Sunday, September 21, 2003
New Orleans One of the French Quarter artists who paints in Jackson Square couldn't help but be amused by what the wind had done.
An advertising banner draped over the facade of one of America's most historic buildings -- the Cabildo -- had been blown back and tangled, obliterating the word "discover" so the banner appeared to read, "cover Louisiana's culture."
Some preservationists say that is precisely what's happening with banners touting corporate sponsors of state museum exhibits and events for the Louisiana Purchase bicentennial.
"It's the Louisiana repurchase," says painter Lee Tucker, who was dismayed when museum officials decided to offer the space for corporate logos in exchange for donations of $50,000.
Opponents of the banners say they're sensitive to the matter because the ads obscure the architectural detail of the Cabildo and Presbytere, with their old-world facade of arches, fan windows and other fine detail.
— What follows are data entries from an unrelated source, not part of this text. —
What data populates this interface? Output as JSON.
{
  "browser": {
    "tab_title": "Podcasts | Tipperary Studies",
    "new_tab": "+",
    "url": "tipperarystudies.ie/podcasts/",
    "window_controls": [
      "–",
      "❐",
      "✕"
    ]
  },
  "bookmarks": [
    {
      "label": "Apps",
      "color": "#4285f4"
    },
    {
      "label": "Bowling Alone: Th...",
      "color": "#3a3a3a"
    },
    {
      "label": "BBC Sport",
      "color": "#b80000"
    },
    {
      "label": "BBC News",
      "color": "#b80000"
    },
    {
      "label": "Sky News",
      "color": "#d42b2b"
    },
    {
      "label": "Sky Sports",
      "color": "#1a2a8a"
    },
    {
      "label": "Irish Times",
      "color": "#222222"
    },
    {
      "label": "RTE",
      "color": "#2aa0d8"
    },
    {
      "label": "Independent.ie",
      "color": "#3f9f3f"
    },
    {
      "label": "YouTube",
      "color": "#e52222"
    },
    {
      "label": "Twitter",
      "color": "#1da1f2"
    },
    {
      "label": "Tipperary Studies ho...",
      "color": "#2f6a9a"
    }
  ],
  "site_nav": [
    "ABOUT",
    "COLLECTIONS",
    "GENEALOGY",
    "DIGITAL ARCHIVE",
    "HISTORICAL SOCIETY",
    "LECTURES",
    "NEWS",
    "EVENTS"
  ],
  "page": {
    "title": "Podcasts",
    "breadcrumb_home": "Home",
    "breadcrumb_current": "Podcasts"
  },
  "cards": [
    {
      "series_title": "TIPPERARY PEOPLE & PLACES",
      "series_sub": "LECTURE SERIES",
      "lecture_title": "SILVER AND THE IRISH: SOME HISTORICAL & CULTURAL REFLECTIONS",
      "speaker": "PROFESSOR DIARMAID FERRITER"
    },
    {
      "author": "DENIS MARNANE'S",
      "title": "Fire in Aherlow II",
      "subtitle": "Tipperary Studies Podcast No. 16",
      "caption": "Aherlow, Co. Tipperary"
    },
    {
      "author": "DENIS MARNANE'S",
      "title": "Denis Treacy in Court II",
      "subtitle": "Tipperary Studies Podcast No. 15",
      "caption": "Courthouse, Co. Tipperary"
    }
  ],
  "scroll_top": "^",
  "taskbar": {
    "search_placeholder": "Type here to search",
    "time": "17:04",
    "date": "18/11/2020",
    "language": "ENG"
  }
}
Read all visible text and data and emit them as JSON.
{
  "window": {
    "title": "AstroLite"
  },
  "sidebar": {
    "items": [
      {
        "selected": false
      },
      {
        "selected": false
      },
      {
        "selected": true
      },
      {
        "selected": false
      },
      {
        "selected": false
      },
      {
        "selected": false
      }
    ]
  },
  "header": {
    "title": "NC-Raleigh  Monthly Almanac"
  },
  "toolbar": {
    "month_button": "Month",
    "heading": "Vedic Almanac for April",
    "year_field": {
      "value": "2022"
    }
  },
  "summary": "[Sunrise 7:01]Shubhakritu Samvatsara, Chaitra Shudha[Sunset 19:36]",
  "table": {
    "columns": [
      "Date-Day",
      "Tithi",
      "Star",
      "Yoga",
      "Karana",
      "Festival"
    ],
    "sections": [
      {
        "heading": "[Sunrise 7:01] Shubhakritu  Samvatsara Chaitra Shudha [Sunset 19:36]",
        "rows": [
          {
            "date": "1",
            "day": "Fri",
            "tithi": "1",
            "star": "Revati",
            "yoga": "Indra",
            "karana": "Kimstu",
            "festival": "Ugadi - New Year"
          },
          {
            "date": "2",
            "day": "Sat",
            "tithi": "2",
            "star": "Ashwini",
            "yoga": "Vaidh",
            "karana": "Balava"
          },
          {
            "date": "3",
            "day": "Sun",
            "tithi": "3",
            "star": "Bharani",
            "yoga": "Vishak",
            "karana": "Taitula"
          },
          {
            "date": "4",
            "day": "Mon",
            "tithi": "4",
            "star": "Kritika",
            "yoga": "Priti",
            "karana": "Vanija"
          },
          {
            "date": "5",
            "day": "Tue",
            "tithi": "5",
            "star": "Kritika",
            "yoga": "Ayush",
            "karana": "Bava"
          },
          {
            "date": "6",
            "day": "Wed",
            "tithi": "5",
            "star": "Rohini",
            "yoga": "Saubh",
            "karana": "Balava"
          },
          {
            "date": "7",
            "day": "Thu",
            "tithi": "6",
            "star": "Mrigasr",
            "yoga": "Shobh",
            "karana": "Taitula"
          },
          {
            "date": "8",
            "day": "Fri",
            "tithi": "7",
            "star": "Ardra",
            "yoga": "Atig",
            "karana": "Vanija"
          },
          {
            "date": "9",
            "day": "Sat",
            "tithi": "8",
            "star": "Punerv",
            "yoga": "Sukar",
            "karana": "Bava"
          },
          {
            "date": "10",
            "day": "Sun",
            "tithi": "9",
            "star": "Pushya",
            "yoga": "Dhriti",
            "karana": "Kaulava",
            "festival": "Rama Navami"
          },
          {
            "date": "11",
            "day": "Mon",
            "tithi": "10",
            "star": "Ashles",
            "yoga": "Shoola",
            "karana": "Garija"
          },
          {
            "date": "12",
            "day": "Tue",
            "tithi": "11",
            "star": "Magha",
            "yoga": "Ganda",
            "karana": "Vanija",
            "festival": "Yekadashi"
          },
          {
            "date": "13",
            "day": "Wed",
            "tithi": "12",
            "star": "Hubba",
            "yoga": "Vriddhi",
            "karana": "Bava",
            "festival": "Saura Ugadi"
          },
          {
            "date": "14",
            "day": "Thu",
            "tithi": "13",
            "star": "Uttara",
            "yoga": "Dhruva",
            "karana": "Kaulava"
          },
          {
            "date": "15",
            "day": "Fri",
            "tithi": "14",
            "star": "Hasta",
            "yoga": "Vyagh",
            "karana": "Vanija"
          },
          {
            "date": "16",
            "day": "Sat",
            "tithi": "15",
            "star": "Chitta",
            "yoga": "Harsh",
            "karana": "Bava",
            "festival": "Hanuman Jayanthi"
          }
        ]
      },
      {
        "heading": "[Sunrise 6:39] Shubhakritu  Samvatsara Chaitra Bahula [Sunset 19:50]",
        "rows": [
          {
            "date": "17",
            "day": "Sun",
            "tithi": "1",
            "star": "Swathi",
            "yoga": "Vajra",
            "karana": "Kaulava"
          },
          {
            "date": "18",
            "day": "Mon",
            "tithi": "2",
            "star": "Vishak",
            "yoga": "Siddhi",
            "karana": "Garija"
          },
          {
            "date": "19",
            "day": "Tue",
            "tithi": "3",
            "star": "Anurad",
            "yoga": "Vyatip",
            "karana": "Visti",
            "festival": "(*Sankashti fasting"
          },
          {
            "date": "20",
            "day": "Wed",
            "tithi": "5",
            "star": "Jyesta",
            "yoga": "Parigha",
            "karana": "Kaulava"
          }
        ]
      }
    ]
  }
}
The two buildings, which flank the multispired St. Louis Cathedral, were built in the late 1700s. Joined by the square's symmetrical French-style landscaping and the neighboring, double-balcony-lined Pontalba buildings, the Cabildo and Presbytere are part of one of the more photographed panoramas in the country.
"I won't take collectable photos now with those billboards there," Tucker says. "I get a beautiful morning or perfect evening light, and then I look over there and say, 'Oh, forget it."'
Museum director James Sefcik makes no apologies, pointing out that when the state budget is so tight that massive hospital cuts have been made, he can't expect legislators to augment or even maintain museum funding.
"I've lost over a million dollars from my budget in the last two years," says Sefcik, now in his 16th year on the job. "I'm anticipating massive cuts next year. Self-generated revenue helps my bottom line, and it helps the people of this state if less state money has to be appropriated."
Sefcik says that if the museum's endowment were much higher than its current $1.75 million, or if he had other equally effective means of raising tens of thousands of dollars, he'd be happy to consider that instead. But Jackson Square offers the best exposure for corporate donors, he says.
A group called Vieux Carre Property Owners, Residents and Associates -- the French Quarter was formerly known as the Vieux Carre -- believes Sefcik may have violated the law by failing to consult the Vieux Carre Commission, a city agency that regulates exterior architectural work, signs and the like in the historic neighborhood.
"Our position is there's no transparency with the museum board. We don't know what they're going to do or when they're going to do it," says Stuart Smith, one of the property group's attorneys. "A crane appears in Jackson Square and they have no permits. They're making everybody nervous."
The state also has been buying other buildings in the French Quarter. Smith, who lives in a historic home near the square, is concerned that the state's position is that it can buy up property and do as it wishes.
Sefcik says Smith is right in a sense. He believes state officials' authority is greater than any city agency, a view he contends was upheld in court when the museum put up an iron fence in front of the Cabildo against the Vieux Carre Commission's wishes.
But lawyers for the property group say that ruling was specific to the fence and avoided the issue of whether the commission -- which is a state-created agency placed under administration of the city -- has jurisdiction over state buildings. So a lawsuit on that matter is probable.
A balancing act
The commission initially expressed concerns about the banners, but not recently. Critics suspect the change is because Ralph Lupin, whose family's Lupin Foundation appears on one of the banners, sits on both the museum and Vieux Carre Commission boards.
"These banners are temporary and (the Vieux Carre Commission) really doesn't have jurisdiction," says Lupin. "We really didn't want to anger anyone or do anything wrong. We're just trying to raise money -- and it worked."
The Lupin Foundation gave $50,000 for its banner, he says.
Sefcik adds that his critics -- he calls them self-appointed preservationists -- are misguided because the state has only improved the condition of the historic buildings it owns.
"It costs money to do all of this," Sefcik says. "It's not like we sit back here totally oblivious" to preservationists' concerns.
"We take all that into account, and then a decision is made by people given the authority to do so."
Sefcik notes that the Smithsonian Institution in Washington, D.C., and the Metropolitan Museum of Art in New York City routinely place banners on their buildings. But Smith says that's not an appropriate comparison.
"Those were built as museums," Smith says. "The architectural value of the Cabildo and Presbytere far exceeds the value of Mardi Gras masks and other exhibits therein. These are two of the most important buildings in the Mississippi Valley."
Tourism and Culture Undersecretary Matthew Jones told The Associated Press that the museum board has done well to raise money on its own and has taken excellent care of its buildings.
"It's always a balancing act when dealing with limited public resources," Jones says.